This made my day when I found it a few weeks back, so I hope you’ll forgive my sharing my enjoyment. According to Google Scholar, my book with Ike Chuang is one of the ten most cited physics books of all time. Here’s Google’s list (I omit one book, the math text by Kato which has unaccountably escaped into the physics category):

- J. D. Jackson,
*Classical Electrodynamics* - Benoit Mandelbrot,
*The Fractal Geometry of Nature* - S. M. Sze,
*Physics of Semiconductor Devices* - Charles Kittel,
*Introduction to Solid State Physics* - C. W. Allen,
*Astrophysical Quantities* - H. S. Carslaw,
*Introduction to the Mathematical Theory of the Conduction of Heat in Solids* - P. R. Bevington, D. K. Robinson, and G. Bunce,
*Data Reduction and Error Analysis for the Physical Sciences* - H. Schlichting and K. Gersten,
*Boundary-Layer Theory* - P. M. Morse and H. Feshbach,
*Methods of Theoretical Physics* - Michael A. Nielsen and Isaac L. Chuang,
*Quantum Computation and Quantum Information*

There’s many caveats. Google’s citation coverage is incomplete, they seem to double count some citations, and so on. And, of course, it’s not even clear what citation counts mean. Still, this brought a smile to my face; it’s enduringly pleasing to have done something that other people have apparently found quite useful.

Congratulations Mike!

You beat Goldstein, Ashcroft & Mermin, and Landau & Lifshitz! Well done!

I know how you feel. (or want to, blush)

From a fan.

I’d say have fun, but you are having fun.

That counts as _awesome._

Congrats! That’s fantastic news!

Thankyou, everyone!

Would you consider working on the 2nd edition? That would make an already awesome book perfect.

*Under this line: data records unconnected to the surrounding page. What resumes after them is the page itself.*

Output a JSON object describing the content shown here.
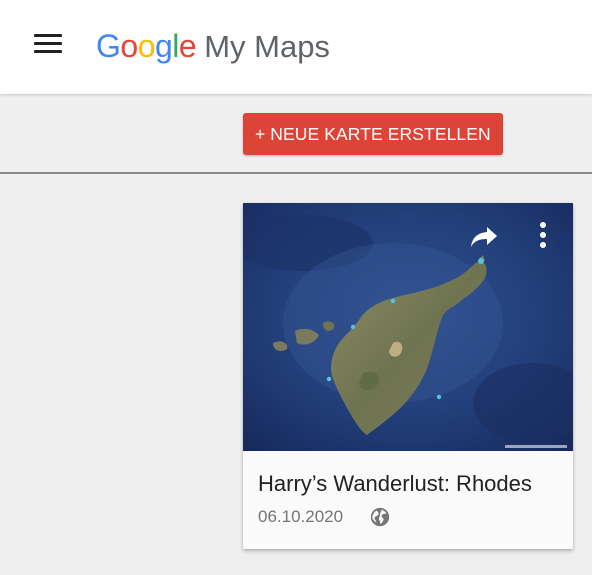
{
  "header": {
    "logo_letters": [
      {
        "char": "G",
        "color": "#4285F4"
      },
      {
        "char": "o",
        "color": "#EA4335"
      },
      {
        "char": "o",
        "color": "#FBBC05"
      },
      {
        "char": "g",
        "color": "#4285F4"
      },
      {
        "char": "l",
        "color": "#34A853"
      },
      {
        "char": "e",
        "color": "#EA4335"
      }
    ],
    "product_name": "My Maps",
    "menu_icon": "hamburger-menu-icon"
  },
  "toolbar": {
    "create_label": "+ NEUE KARTE ERSTELLEN",
    "create_color": "#db4437"
  },
  "maps": [
    {
      "title": "Harry’s Wanderlust: Rhodes",
      "date": "06.10.2020",
      "visibility_icon": "globe-icon",
      "actions": [
        "share-icon",
        "more-vert-icon"
      ]
    }
  ]
}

grad student: thankyou for the compliment! I’m afraid I no longer work on quantum computing, and certainly won’t be working on a second edition.